New Welcome Wagon program helps welcome transfer students


Graphic by Peabody.

Caroline Peabody ’22, Staff Writer

The community at South can be intimidating and hard to fit into, especially for transfer students at South that could benefit from a program that familiarizes them with the school, and a way for them to get to know other students while they’re at South. Mia Neumen ’22, is a German exchange student who started attending South last year.

“They made a meeting for exchange students, where I had the possibility to meet other exchange students, and we all talked about the year ahead of us, which made me nervous but excited,” Neumen said.

Kaya Musicki ’21, Link Crew leader, is one of the students who started the program after she noticed the struggle that students faced as they navigated South. She, along with Siena Weisbrodt and Sydney Barbieri came up with the idea of starting a transfer student welcoming program at South called the Welcome Wagon. 

“We saw that there was no program like that at South, that would help guide new kids through school, we decided that we needed to start something and that we needed to fill that void. So we contacted Mr. Hecker and saw what we could do,” Musicki said.

Todd Hecker, physics teacher, is the supervisor behind the transfer student program. He took on the supervision role with the Link Crew leaders running the program because he understood that these students might struggle to adjust to the environment at South.

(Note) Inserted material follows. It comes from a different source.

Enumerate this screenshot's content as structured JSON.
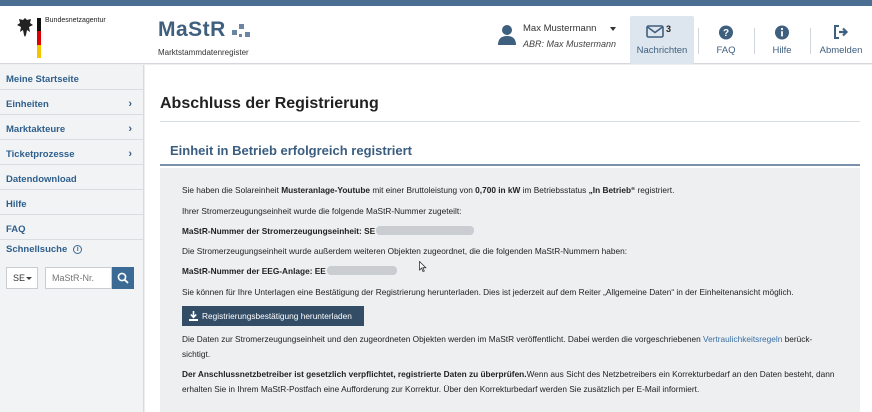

After he became supervisor, he was inspired to create a path for transfer students as they navigate the school, just like any other new student.

“You know these students are thrown into the midst of everyone else, and sort of have no avenue, so we all wanted to do something to help them,” Hecker said.

One of the ways that the program has helped transfer students is holding a breakfast meeting for the students, as a way for them to introduce themselves, interact and get to know each other. The meeting also gave the Link Crew leaders a chance to share all of South’s clubs, sports, traditions and the everyday customs.

“My favorite experience has been spirit week, I really like the themes and the celebrations, and I’m really looking forward to homecoming,” Neumen said. 

According to Hecker, the best way to help out a student is giving them an opportunity to open up in an environment of people who want to help you. The transfer student program has taken this idea and explored many different ways to make each student feel as welcomed and adjusted to their school year at South as possible. 

“I think maybe the best way to interact with the students is to connect with them in a way that makes them feel welcomed, rather than letting them try to figure out the year ahead of them by themselves,” Hecker said.

According to both Hecker and Musicki, the best part about the program is that it is completely student driven, making the program that much more meaningful for other students, who know that there are students and staff looking out for them.

“I feel like we’re truly making the school a better place by doing this one thing that nobody has really thought about before,” Musicki said. “I feel that were making a significant difference.”